A high-ranking Nvidia exec has warned that “lackluster” investment in supercomputing could cause the US to lose its technological edge over China.
“[Tianjin’s] record-breaking Tianhe-1A supercomputer is no publicity stunt or state-sponsored play for mere pride. Delivering 1.4 times the performance of America’s fastest supercomputer, it’s a leading indicator of where computing is going,” explained Andy Keane, Nvidia’s GM of GPU Computing.
“[Remember], China is not chained to the anchor of legacy CPU-based computing. And while part of [Beijing’s] innovation is in the networking interconnect to link processors together, their achievement is based on a new and more pragmatic vision about how to deploy hardware effectively.
“[Clearly], China has made the great leap into next-generation, hybrid supercomputing by using GPUs to drive far better efficiency and performance, more economically.”
However, Keane emphasized that China’s supercomputing achievements were hardly limited to a reconfiguration of traditional hardware paradigms.
“Educating the next generation of researchers and scientists is critical.
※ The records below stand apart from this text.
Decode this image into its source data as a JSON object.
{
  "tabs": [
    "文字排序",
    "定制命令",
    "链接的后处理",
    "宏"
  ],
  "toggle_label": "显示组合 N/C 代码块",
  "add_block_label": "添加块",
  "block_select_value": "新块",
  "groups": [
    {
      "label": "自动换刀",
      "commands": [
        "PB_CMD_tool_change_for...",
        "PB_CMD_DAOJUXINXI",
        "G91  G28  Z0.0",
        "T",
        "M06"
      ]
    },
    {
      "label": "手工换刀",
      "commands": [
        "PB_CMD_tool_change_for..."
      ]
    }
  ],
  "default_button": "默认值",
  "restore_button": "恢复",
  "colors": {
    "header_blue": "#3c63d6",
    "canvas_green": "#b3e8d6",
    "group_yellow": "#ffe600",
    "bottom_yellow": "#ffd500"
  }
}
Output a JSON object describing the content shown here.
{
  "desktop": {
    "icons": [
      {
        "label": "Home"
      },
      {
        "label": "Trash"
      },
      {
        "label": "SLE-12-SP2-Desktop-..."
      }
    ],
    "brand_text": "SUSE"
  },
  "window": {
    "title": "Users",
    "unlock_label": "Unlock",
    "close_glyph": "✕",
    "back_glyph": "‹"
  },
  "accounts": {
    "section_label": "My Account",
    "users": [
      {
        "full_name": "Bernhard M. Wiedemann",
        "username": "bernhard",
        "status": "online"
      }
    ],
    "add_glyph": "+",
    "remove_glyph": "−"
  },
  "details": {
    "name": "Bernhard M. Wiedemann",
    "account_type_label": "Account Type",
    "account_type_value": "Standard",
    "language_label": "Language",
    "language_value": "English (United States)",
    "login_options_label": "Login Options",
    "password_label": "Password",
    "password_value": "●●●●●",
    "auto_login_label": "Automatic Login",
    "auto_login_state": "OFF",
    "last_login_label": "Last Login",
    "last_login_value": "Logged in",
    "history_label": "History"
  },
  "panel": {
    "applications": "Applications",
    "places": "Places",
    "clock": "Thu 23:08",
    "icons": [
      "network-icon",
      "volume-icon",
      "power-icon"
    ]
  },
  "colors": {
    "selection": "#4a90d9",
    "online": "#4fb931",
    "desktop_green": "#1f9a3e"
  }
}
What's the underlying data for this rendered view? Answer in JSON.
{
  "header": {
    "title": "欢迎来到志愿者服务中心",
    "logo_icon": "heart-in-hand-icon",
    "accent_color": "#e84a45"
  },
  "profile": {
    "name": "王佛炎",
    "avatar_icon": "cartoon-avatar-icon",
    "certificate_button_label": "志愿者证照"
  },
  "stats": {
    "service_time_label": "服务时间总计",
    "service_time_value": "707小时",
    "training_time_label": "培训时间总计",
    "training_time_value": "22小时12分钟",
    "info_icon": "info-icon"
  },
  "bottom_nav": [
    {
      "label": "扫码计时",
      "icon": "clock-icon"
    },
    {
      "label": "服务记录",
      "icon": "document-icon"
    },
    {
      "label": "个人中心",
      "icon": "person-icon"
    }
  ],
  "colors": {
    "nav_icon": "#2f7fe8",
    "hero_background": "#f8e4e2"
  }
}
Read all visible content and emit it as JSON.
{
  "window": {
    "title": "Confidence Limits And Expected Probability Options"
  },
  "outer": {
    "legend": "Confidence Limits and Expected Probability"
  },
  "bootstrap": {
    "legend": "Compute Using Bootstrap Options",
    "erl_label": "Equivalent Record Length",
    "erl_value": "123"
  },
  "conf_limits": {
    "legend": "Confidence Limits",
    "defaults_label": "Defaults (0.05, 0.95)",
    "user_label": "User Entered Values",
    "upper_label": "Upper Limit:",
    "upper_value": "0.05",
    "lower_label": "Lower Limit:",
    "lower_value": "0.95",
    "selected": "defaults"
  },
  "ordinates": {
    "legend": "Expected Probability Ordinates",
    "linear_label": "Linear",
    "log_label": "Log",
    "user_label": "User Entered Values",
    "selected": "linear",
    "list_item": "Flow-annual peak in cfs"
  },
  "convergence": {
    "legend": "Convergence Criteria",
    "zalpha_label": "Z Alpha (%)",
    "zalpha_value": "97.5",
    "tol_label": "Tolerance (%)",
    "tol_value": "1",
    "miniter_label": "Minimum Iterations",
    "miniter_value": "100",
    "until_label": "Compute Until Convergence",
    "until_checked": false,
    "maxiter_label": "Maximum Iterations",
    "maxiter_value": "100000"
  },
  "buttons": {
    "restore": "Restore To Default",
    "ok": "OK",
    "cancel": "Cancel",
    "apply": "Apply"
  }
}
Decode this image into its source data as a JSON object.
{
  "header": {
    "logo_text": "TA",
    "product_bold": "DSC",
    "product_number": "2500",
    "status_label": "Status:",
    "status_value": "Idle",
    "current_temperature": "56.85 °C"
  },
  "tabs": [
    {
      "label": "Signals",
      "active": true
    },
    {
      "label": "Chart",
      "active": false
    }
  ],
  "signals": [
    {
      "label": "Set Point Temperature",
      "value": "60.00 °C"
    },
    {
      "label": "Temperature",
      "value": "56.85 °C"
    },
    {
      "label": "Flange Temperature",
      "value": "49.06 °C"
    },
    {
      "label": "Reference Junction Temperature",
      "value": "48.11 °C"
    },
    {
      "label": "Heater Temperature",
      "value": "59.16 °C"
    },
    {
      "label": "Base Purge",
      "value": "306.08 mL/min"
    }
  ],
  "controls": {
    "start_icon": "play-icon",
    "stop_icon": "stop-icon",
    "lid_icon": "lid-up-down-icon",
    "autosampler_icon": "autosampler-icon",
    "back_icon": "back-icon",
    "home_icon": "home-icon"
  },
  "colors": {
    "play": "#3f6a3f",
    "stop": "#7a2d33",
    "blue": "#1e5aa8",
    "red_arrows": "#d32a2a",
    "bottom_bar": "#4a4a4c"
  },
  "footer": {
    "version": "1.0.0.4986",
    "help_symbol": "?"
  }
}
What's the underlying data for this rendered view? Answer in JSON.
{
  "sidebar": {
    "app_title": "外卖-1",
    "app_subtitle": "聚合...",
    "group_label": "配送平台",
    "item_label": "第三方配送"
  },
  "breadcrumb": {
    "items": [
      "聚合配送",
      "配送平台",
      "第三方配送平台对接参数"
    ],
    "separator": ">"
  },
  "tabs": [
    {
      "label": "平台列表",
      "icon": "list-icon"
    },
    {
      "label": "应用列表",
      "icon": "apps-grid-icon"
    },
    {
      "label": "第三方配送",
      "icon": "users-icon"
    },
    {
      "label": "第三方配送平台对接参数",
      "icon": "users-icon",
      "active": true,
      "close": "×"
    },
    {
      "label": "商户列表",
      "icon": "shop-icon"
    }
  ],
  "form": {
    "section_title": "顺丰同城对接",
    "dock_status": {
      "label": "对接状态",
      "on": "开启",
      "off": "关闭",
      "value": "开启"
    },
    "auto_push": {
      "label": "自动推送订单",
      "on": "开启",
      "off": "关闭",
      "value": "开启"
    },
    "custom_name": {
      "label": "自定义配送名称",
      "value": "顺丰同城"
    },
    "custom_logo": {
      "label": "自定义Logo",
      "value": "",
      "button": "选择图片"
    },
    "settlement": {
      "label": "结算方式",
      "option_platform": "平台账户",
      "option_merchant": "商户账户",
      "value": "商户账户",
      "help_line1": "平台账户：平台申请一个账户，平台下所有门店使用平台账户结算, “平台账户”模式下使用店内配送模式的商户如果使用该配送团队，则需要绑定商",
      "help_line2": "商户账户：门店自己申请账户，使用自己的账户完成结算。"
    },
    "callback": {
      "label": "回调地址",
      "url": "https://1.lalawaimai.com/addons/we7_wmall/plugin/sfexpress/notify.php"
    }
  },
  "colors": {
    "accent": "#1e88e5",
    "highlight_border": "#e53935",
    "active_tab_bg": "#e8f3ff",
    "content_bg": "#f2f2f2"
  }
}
But [unfortunately], computing capacity and infrastructure are being critically overlooked and under-invested in [America].
“Most supercomputers are already 2X over-subscribed at our current level of demand. And in this decade our level of science will see a 1,000-fold increase in its computational demands.”
He also noted that there was hardly a major sector of the economy which wasn’t “impacted daily” by supercomputing infrastructure.
“Design, imaging and simulations have become critical to transportation, consumer products, healthcare, energy, telecommunications and financial services – to name just a few.
“[Obviously], faster computation generates the innovations and competitive edge so critical to growth and improved standard of living.”
As such, Keane urged policy makers and US-based investors to “consider the consequences” of falling behind in computing innovation over a longer horizon.
“A direct line can be drawn between the tools societies develop and the advances they make over time – in science and technology, in product development and innovation and in economic growth.
“[If] you trace that line – from the observations of ancient astronomers and mathematicians, and through the experimentation of the past two centuries – it’s clear that the third and most vital wave of human innovation in this century is now being driven by computation.
“[So], ten years from now, if we find ourselves looking back at 2010 as the year American technology was enlisted to beat us at a game we invented – it will not be a failure of technology. [Rather], it will reflect a deficit of imagination.”